The Marine Design and Engineering department provides engineering assistance resulting in successful, efficient and safe execution of projects. ‘Our designers are responsible for the design of equipment and components for vessels and offshore structures in 2D and 3D’, says Wouter. ‘From the initial concept design to detailed drawings and related part lists, we provide a complete package for logistics, maintenance and production.
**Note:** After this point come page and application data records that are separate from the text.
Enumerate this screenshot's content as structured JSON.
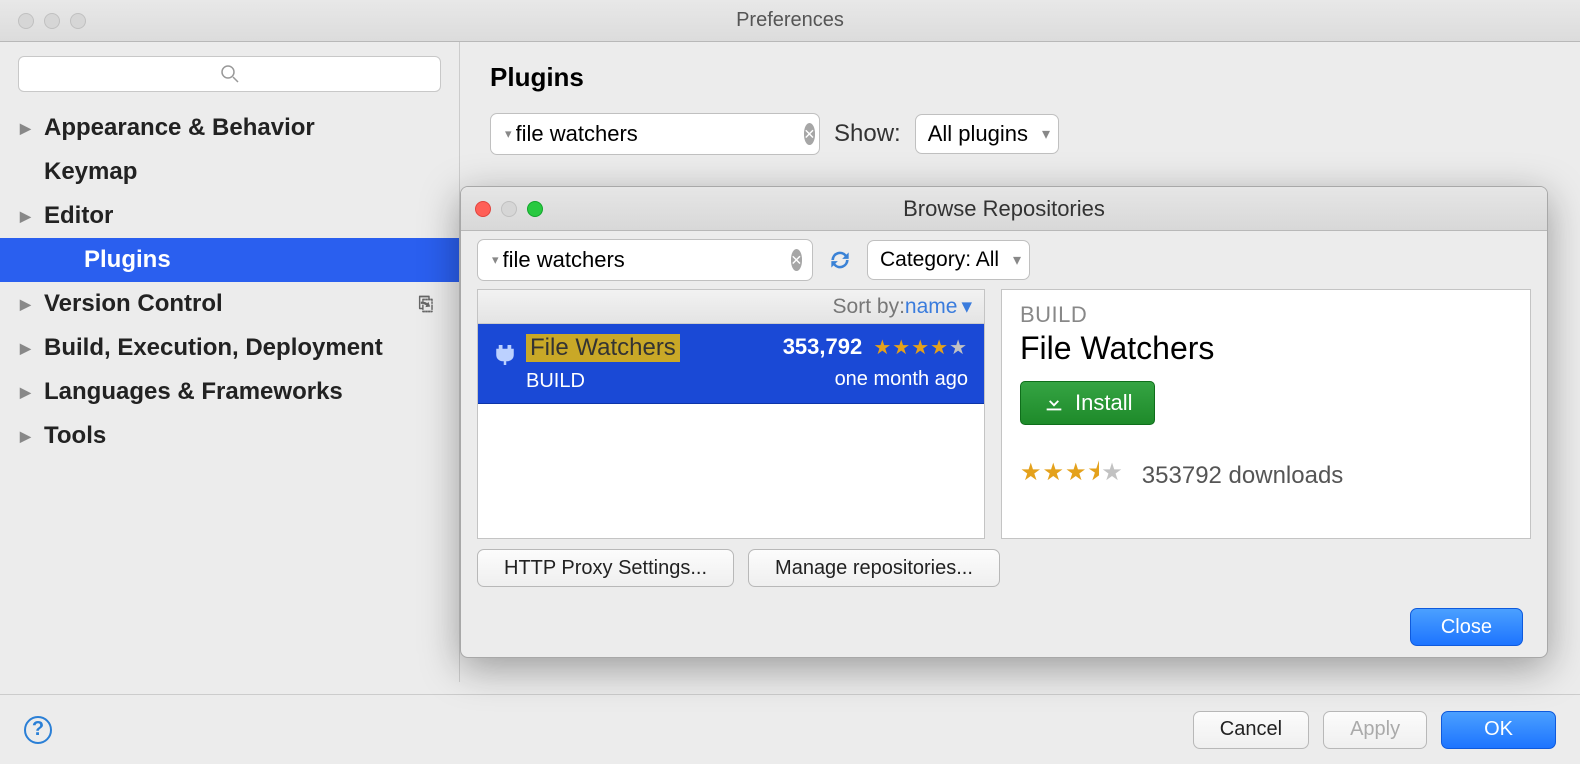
{
  "window": {
    "title": "Preferences"
  },
  "sidebar": {
    "items": [
      {
        "label": "Appearance & Behavior",
        "expandable": true
      },
      {
        "label": "Keymap",
        "expandable": false
      },
      {
        "label": "Editor",
        "expandable": true
      },
      {
        "label": "Plugins",
        "expandable": false,
        "selected": true,
        "indent": true
      },
      {
        "label": "Version Control",
        "expandable": true,
        "trailing_icon": true
      },
      {
        "label": "Build, Execution, Deployment",
        "expandable": true
      },
      {
        "label": "Languages & Frameworks",
        "expandable": true
      },
      {
        "label": "Tools",
        "expandable": true
      }
    ]
  },
  "content": {
    "heading": "Plugins",
    "search_value": "file watchers",
    "show_label": "Show:",
    "show_option": "All plugins"
  },
  "modal": {
    "title": "Browse Repositories",
    "search_value": "file watchers",
    "category_label": "Category: All",
    "sort_prefix": "Sort by: ",
    "sort_value": "name",
    "result": {
      "name": "File Watchers",
      "category": "BUILD",
      "download_count": "353,792",
      "age": "one month ago"
    },
    "detail": {
      "category": "BUILD",
      "name": "File Watchers",
      "install_label": "Install",
      "downloads_line": "353792 downloads"
    },
    "proxy_button": "HTTP Proxy Settings...",
    "manage_button": "Manage repositories...",
    "close_button": "Close"
  },
  "footer": {
    "cancel": "Cancel",
    "apply": "Apply",
    "ok": "OK"
  }
}
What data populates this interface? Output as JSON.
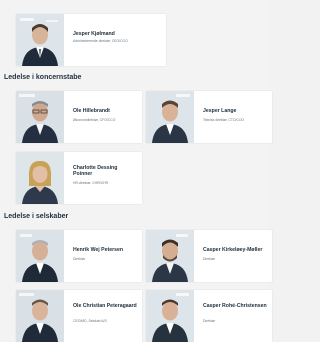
{
  "sections": [
    {
      "heading": "",
      "people": [
        {
          "name": "Jesper Kjølmand",
          "role": "Administrerende direktør, CEO/COO",
          "photo_icon": "male-portrait-icon"
        }
      ]
    },
    {
      "heading": "Ledelse i koncernstabe",
      "people": [
        {
          "name": "Ole Hillebrandt",
          "role": "Økonomidirektør, CFO/CCO",
          "photo_icon": "male-portrait-icon"
        },
        {
          "name": "Jesper Lange",
          "role": "Teknisk direktør, CTO/COO",
          "photo_icon": "male-portrait-icon"
        },
        {
          "name": "Charlotte Dessing Poinner",
          "role": "HR-direktør, CHRO/HR",
          "photo_icon": "female-portrait-icon"
        }
      ]
    },
    {
      "heading": "Ledelse i selskaber",
      "people": [
        {
          "name": "Henrik Wej Petersen",
          "role": "Direktør",
          "photo_icon": "male-portrait-icon"
        },
        {
          "name": "Casper Kirkeløey-Møller",
          "role": "Direktør",
          "photo_icon": "male-portrait-icon"
        },
        {
          "name": "Ole Christian Peteragaard",
          "role": "CEO/MD, Selskab A/S",
          "photo_icon": "male-portrait-icon"
        },
        {
          "name": "Casper Rohé-Christensen",
          "role": "Direktør",
          "photo_icon": "male-portrait-icon"
        }
      ]
    }
  ],
  "colors": {
    "background": "#f3f3f3",
    "card": "#ffffff",
    "heading_text": "#1f2f3d"
  }
}
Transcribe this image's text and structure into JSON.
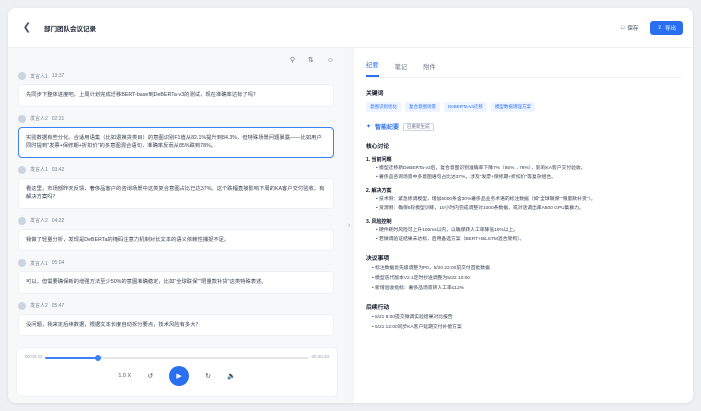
{
  "header": {
    "back_icon": "chevron-left-icon",
    "title": "部门团队会议记录",
    "save_label": "保存",
    "export_label": "导出"
  },
  "left_toolbar": {
    "icons": [
      "search-icon",
      "translate-icon",
      "speaker-icon"
    ]
  },
  "messages": [
    {
      "speaker": "发言人1",
      "time": "13:37",
      "text": "先同步下整体进度吧。上周计划完成迁移BERT-base到DeBERTa-v3的测试，现在准确率达标了吗？"
    },
    {
      "speaker": "发言人2",
      "time": "02:31",
      "text": "实验数据有些分化。合适用语集（比如退换货类目）的意图识别F1值从82.1%提升到84.3%，但特殊场景问题暴露——比如用户同时提到\"发票+保修期+折扣价\"的多意图混合语句，准确率反而从85%跌到78%。"
    },
    {
      "speaker": "发言人1",
      "time": "03:42",
      "text": "看这里，市场部昨天反馈，奢侈品客户的咨询场景中这类复合意图占比已达37%。这个跌幅直接影响下周的KA客户交付验收，有解决方案吗？"
    },
    {
      "speaker": "发言人2",
      "time": "04:22",
      "text": "我做了轻量分析，发现是DeBERTa的掩码注意力机制对长文本的语义依赖性捕捉不足。"
    },
    {
      "speaker": "发言人1",
      "time": "05:04",
      "text": "可以。但需要确保新的增强方法至少50%的意图准确稳定，比如\"全球联保\"\"限量款补货\"这类特殊表述。"
    },
    {
      "speaker": "发言人2",
      "time": "05:47",
      "text": "没问题，我来定后续数据，根据文本长度自动拆分要点，技术风险有多大？"
    }
  ],
  "player": {
    "current": "00:02:22",
    "total": "00:46:33",
    "progress": 0.2,
    "speed": "1.0 X",
    "rewind_icon": "rewind-15-icon",
    "play_icon": "play-icon",
    "forward_icon": "forward-15-icon",
    "volume_icon": "volume-icon"
  },
  "divider_icon": "chevron-right-icon",
  "tabs": [
    "纪要",
    "笔记",
    "附件"
  ],
  "active_tab": "纪要",
  "keywords_title": "关键词",
  "keywords": [
    "意图识别优化",
    "复合意图场景",
    "DeBERTa-v3迁移",
    "模型数据增强方案"
  ],
  "minutes": {
    "title": "智能纪要",
    "badge": "已重新生成",
    "icon": "sparkle-icon"
  },
  "core_title": "核心讨论",
  "core": [
    {
      "heading": "1. 当前问题",
      "items": [
        "模型迁移新DeBERTa-v3后，复合意图识别准确率下降7%（85%→78%），影响KA客户交付验收。",
        "奢侈品咨询场景中多意图语句占比达37%，涉及\"发票+保修期+折扣价\"等复杂组合。"
      ]
    },
    {
      "heading": "2. 解决方案",
      "items": [
        "技术侧：紧急修调模型，增加5000条含30%奢侈品业务术语的标注数据（如\"全球联保\"\"限量款补货\"）。",
        "资源侧：确保5轮模型训练，10小时内完成调整对1000条数据，或对话调出库A800 GPU集群力。"
      ]
    },
    {
      "heading": "3. 风险控制",
      "items": [
        "硬件耗时风险可上升100ms以内，以确保转人工率降低15%以上。",
        "若微调验证结果未达标，启用备选方案（BERT+BiLSTM混合架构）。"
      ]
    }
  ],
  "decision_title": "决议事项",
  "decisions": [
    "标注数据优先级调整为P0，5/20 22:00前交付首批数据",
    "模型迭代版本V2.1定时抄送调整为5/22 10:00",
    "新增验收指标：奢侈品场景转人工率≤12%"
  ],
  "followup_title": "后续行动",
  "followups": [
    "5/21 9:00提交微调实验结果对比报告",
    "5/21 12:00同步KA客户延期交付补偿方案"
  ]
}
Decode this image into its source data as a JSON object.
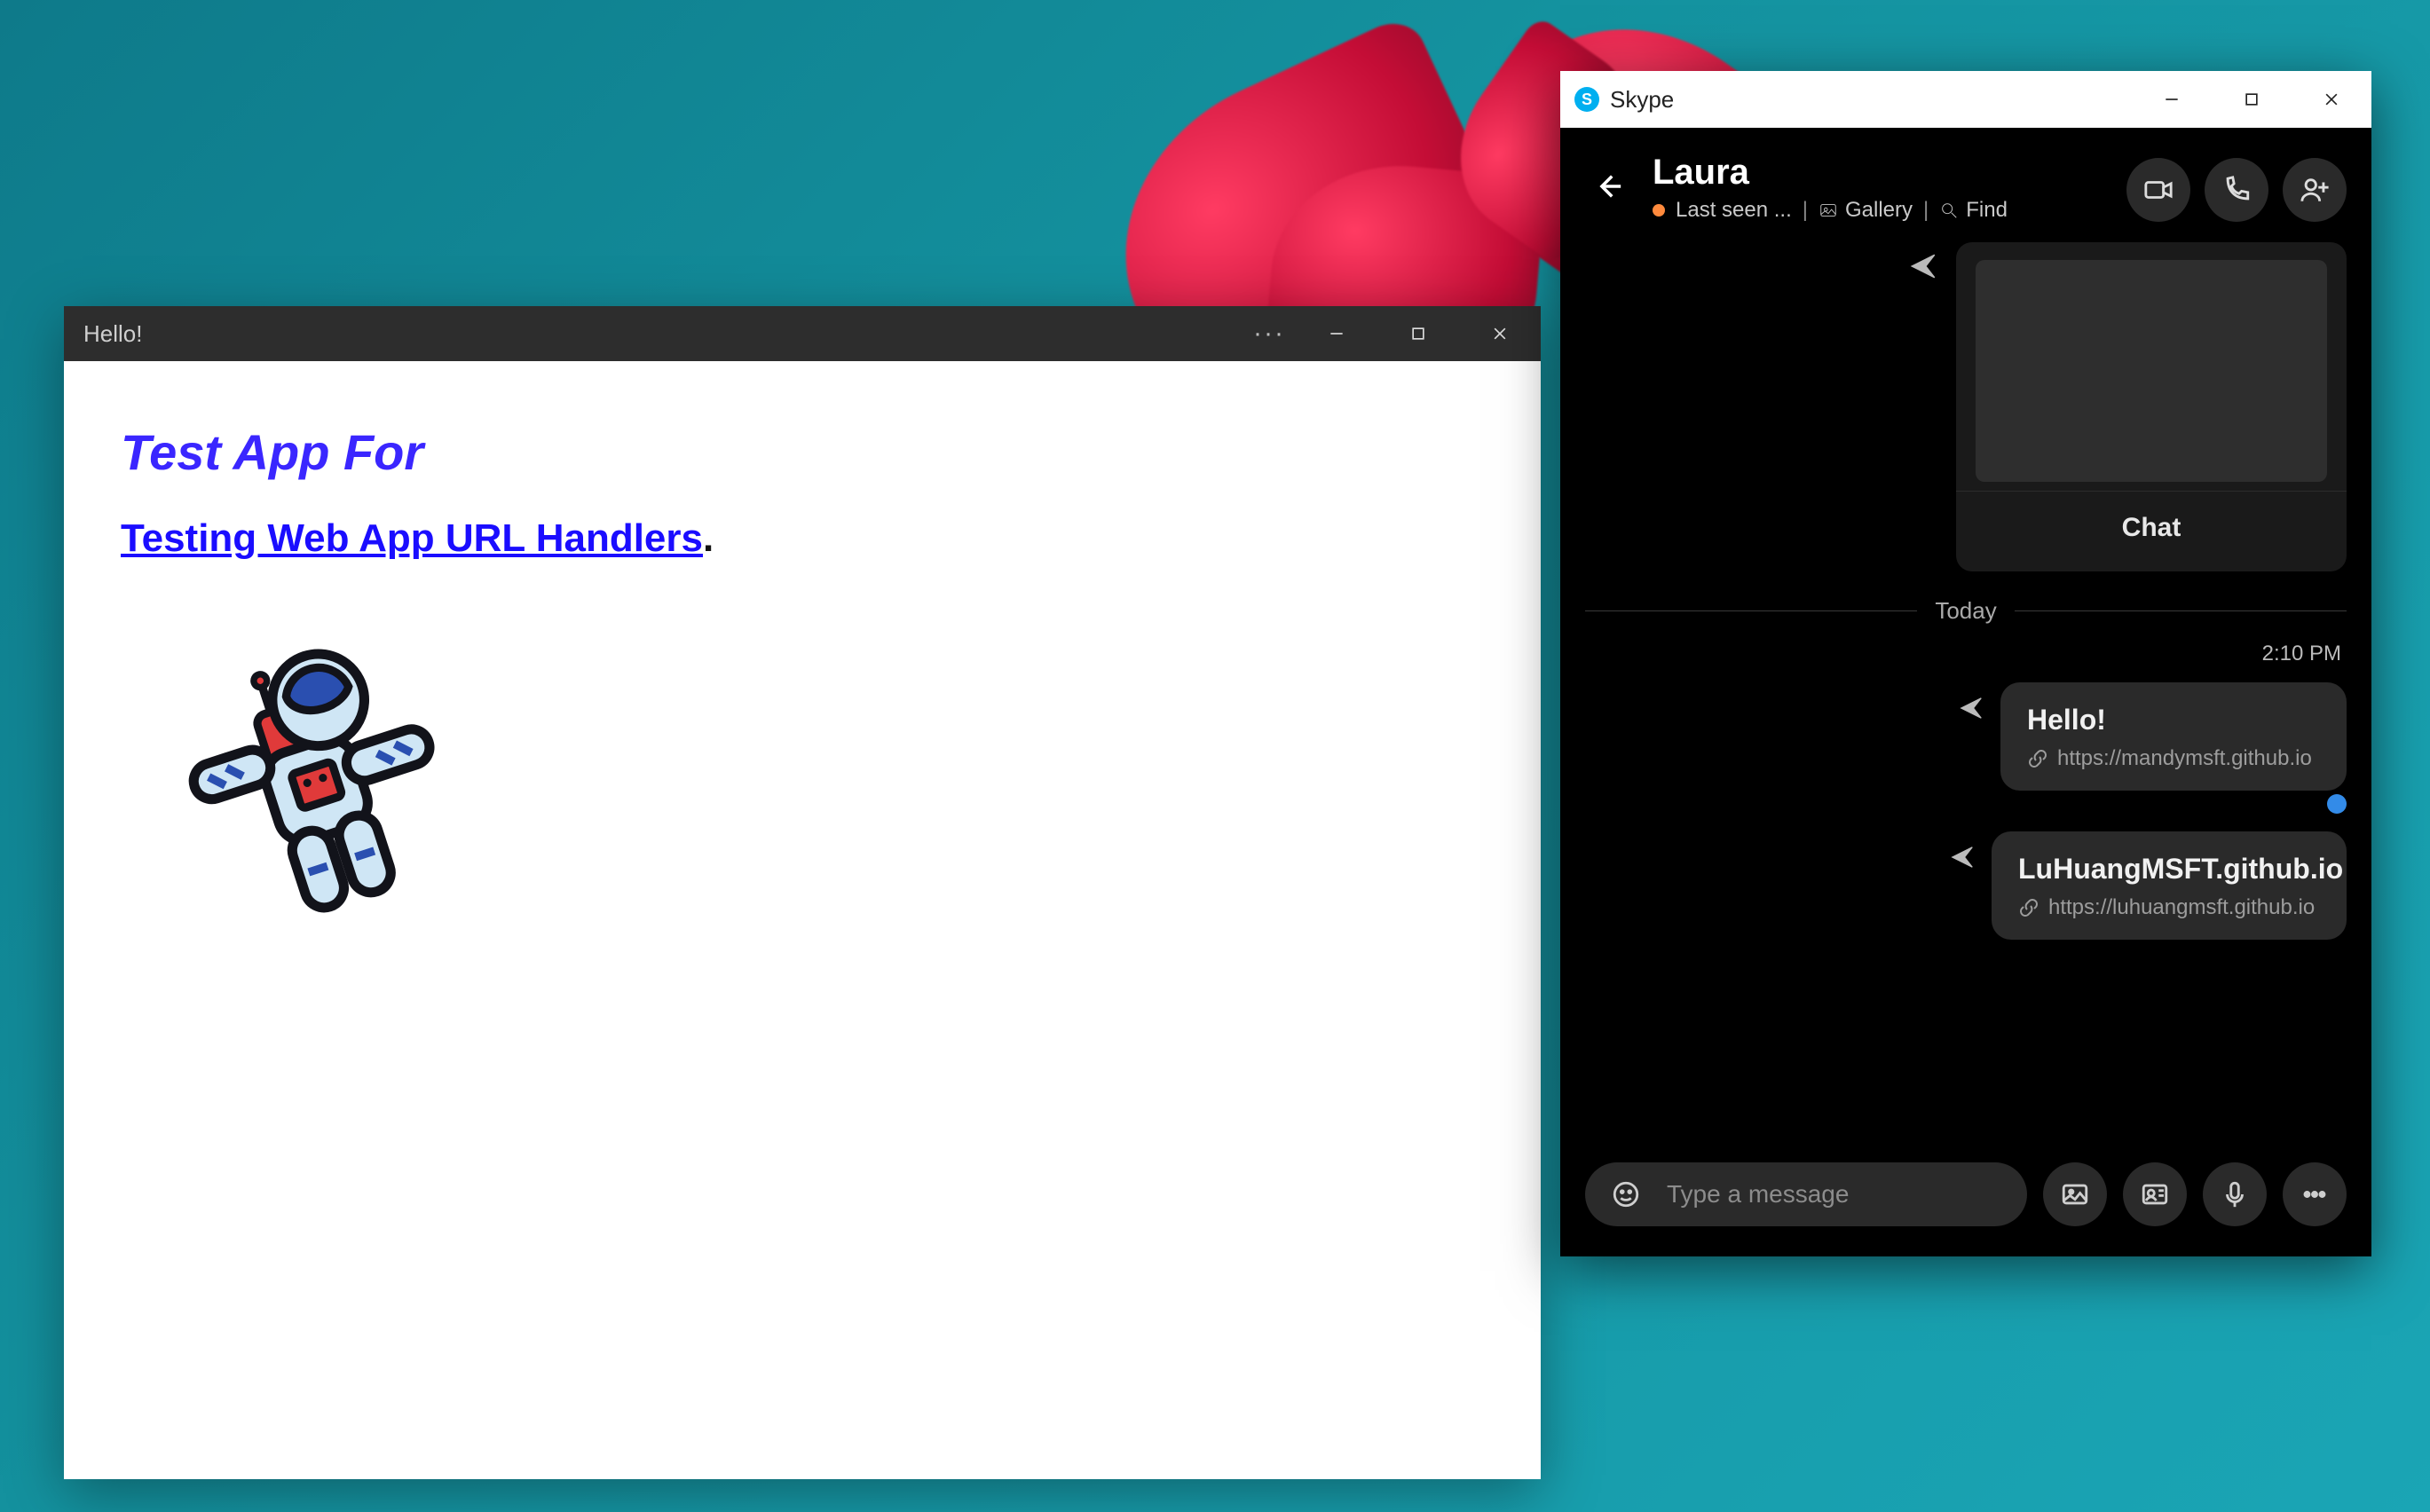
{
  "colors": {
    "accent_skype": "#00aff0",
    "link_blue": "#1a0dff"
  },
  "app_window": {
    "title": "Hello!",
    "heading": "Test App For",
    "subhead_link_text": "Testing Web App URL Handlers",
    "subhead_trailing": "."
  },
  "skype": {
    "titlebar": {
      "app_name": "Skype"
    },
    "contact": {
      "name": "Laura",
      "last_seen": "Last seen ...",
      "gallery_label": "Gallery",
      "find_label": "Find"
    },
    "preview_card": {
      "label": "Chat"
    },
    "date_divider": "Today",
    "timestamp": "2:10 PM",
    "messages": [
      {
        "title": "Hello!",
        "url": "https://mandymsft.github.io"
      },
      {
        "title": "LuHuangMSFT.github.io",
        "url": "https://luhuangmsft.github.io"
      }
    ],
    "compose": {
      "placeholder": "Type a message"
    }
  }
}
In a second phase, our structural and marine engineers check the design against their calculations, ensuring safety and efficiency.’

Figure 1

The Marine Design and Engineering Department took the crew’s initial design of the bollard step and improved it for fabrication.

Besides that, the designers and engineers also support the new building department: getting the preliminary design for new build vessels on paper, implementing design modifications and improvements, and keeping the design data up to date. ‘We always consult our internal departments to determine the design constraints’, Wouter concludes. ‘Helping out with the bollard step fitted perfectly within our scope.’

Operational control meetings

‘Operational control and the drive for improvement are embedded at all levels within Jan De Nul’, explains Quinten Schaumont, Area QHSSE advisor. ‘It is founded on our Imagine, Think, Act (ITA) philosophy. To achieve maximum operational control, the QHSSE department has defined seven critical risks, one of which is marine transfer. The bollard step is the result of this way of working.’

The ingenious idea of the bollard step is now ready to be rolled out to various departments within Jan De Nul. ‘It’s the result of years of hard work to implement a platform where such ideas reach us more easily’, explains Christophe Leroy, Head of QHSSE Department. ‘As such, the bollard step found its way to our Operational Control meeting, an advisory board to discuss suggestions that improve the safety and efficiency our operations. These monthly meetings are set up as a synergy between the technical, operational and QHSSE departments, with the cooperation of other departments if necessary. Together, we discuss inspections, incidents and propositions of employees and other stakeholders. The goal is to define and identify lessons learned, but also to work out promising initiatives for the benefit of the entire company. Since the start of these meetings in 2015, we have been able to transform a number of ideas of our employees into initiatives that are supported throughout the entire company.’

Code Zero programme

The Operational Control meetings are firmly anchored within the organisational structure of Jan De Nul Group. More so, they have supported the birth of the company-wide Code Zero programme. ‘In 2015, we launched our Imagine, Think, Act (ITA) campaign in which we focus on operational control’, says Christophe. ‘Now that ITA is well integrated, we have taken the next step with Code Zero. This sustainability programme defines clear ambitions that go way beyond safety: Zero breaches, Zero waste, Zero accidents and Zero emissions.’

The focus of Code Zero is not so much on the individual goal but rather on the common road towards them. An important role is laid out for the employees of Jan De Nul. ‘Colleagues who do their jobs well and continuously want to improve themselves, automatically contribute to these ambitions’, explains Christophe. ‘The bollard step is a beautiful example of this approach. And this is just one of the ideas that came forward. In total, we submitted six initiatives for the IADC Safety Award. We are glad that the bollard step gets the credit it deserves.’